But CSU administrators are balking at the report, saying that it is being released just as the faculty union is scheduled to begin salary talks.
“The California Faculty Association’s claims about the university’s investment in faculty and its impact on students are not only misleading, they are being made because the union is attempting to enhance its position in salary negotiations starting in May,” said Laura Weidner, assistant vice chancellor of public affairs for the CSU system.
She said the CSU system has invested $129.6 million in employee compensation and is adding $65.5 million more for the 2015-16 budget.
Weidner described the average salary as “competitive,” and said, “the average tenure-track salary is $83,847 while the average full professor salary is $93,653 for 9.5 months of work.”
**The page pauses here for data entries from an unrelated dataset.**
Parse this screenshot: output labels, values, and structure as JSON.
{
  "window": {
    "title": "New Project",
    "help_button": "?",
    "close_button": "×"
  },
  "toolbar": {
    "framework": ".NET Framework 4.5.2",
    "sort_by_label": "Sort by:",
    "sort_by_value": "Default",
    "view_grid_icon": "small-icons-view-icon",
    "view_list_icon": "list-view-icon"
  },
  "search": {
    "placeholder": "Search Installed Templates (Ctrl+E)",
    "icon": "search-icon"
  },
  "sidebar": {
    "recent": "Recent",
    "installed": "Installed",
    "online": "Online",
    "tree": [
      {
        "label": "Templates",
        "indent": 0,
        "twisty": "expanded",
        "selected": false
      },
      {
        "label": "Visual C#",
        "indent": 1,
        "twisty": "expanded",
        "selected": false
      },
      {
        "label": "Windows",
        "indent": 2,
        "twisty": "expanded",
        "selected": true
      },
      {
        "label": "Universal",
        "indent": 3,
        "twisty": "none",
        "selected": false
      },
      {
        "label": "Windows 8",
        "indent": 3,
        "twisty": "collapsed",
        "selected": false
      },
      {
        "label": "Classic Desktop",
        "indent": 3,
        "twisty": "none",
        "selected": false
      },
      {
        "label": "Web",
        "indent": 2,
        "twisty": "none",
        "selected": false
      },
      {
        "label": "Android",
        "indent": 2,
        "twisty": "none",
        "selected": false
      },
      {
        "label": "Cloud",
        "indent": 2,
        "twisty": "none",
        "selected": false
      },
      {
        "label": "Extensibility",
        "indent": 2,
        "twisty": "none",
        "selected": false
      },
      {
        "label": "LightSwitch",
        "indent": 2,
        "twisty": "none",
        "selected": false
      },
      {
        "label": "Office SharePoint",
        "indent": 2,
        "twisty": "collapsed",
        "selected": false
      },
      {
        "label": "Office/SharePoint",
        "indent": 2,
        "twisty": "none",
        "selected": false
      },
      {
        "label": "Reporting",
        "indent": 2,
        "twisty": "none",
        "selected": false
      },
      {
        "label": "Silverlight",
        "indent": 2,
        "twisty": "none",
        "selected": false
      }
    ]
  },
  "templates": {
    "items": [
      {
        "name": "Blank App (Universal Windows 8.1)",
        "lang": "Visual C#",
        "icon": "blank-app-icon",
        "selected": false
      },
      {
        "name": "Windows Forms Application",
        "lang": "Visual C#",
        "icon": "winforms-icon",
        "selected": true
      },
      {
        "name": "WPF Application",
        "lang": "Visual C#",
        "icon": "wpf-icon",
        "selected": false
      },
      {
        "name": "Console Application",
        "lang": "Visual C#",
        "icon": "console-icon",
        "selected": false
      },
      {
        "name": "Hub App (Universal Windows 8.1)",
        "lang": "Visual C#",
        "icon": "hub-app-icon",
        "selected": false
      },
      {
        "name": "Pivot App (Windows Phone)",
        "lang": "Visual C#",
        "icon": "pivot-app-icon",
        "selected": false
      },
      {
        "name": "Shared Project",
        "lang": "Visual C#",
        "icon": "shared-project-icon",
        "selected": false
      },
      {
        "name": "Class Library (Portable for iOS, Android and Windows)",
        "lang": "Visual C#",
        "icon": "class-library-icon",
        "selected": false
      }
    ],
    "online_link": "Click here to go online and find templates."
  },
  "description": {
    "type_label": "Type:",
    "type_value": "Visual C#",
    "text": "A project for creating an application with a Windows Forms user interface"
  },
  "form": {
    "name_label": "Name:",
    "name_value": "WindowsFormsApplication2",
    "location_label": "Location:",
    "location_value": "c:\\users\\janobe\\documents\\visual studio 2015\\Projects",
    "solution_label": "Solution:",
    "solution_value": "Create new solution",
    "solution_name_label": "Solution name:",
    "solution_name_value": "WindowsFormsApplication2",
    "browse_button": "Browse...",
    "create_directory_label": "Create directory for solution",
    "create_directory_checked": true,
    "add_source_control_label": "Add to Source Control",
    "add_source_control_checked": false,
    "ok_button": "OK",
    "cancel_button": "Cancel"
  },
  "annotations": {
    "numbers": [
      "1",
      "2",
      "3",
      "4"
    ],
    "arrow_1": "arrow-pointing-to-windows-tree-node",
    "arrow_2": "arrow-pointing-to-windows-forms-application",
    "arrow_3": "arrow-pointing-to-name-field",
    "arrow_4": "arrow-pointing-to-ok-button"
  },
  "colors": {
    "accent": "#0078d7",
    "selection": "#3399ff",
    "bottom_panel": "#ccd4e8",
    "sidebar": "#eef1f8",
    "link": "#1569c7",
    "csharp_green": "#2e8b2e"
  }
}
However, the CFA report claims CSU employees are among the working poor. The survey findings are part of a series of reports titled “Race to the Bottom: Losing Ground and Losing Faith.”
According to the union’s studies, 95 percent of lecturers make less than $4,000 every month, while 43 percent make less than $2,000 a month. Seventy-two percent of those who responded worked additional jobs to bring in more income, while 77 percent did this off campus. Some held jobs completely unrelated to academics.
Among full-time professors, 88 percent said they make less than $6,000 monthly. Among the respondents who have children, 86 percent said they are unable to financially prepare for their children’s college careers, according to the student.
Rollin Richmond, president of Chico State, addressed the problem on Wednesday by initiating a Campus Equity Pay program, which establishes a salary threshold according to assistant, associate and full professor ranks and includes specific changes on an individual-by-individual basis.
The program helps address such problems as new faculty being hired at higher rates than senior faculty and helps long-time faculty members who get stuck at certain pay rates and cannot progress. The campus joins Fresno State and San Diego State which have adopted similar policies.
According to ssufacultyforqualityeducation.org, SSU employees are among the worst paid in the CSU system. Out of 23 campuses, SSU ranks approximately 22nd, just above Humboldt.
“In May, CFA will begin bargaining again for salary increases,” said Newman. “Right now the chancellor of the CSU is offering 2 percent raises for two years. Faculty salaries over the last 10 years have not kept pace with inflation, so essentially we have taken a pay cut . . . Two percent hardly makes a dent in that kind of salary slide backwards.”
Newman said she wants students to become aware of this issue and realize that they are also negatively affected. SSU president, Ruben Armiñana, has declined to comment on the matter.
The faculty association plans to release another paper in the next few weeks to address the toll it is taking on SSU students in addition to faculty.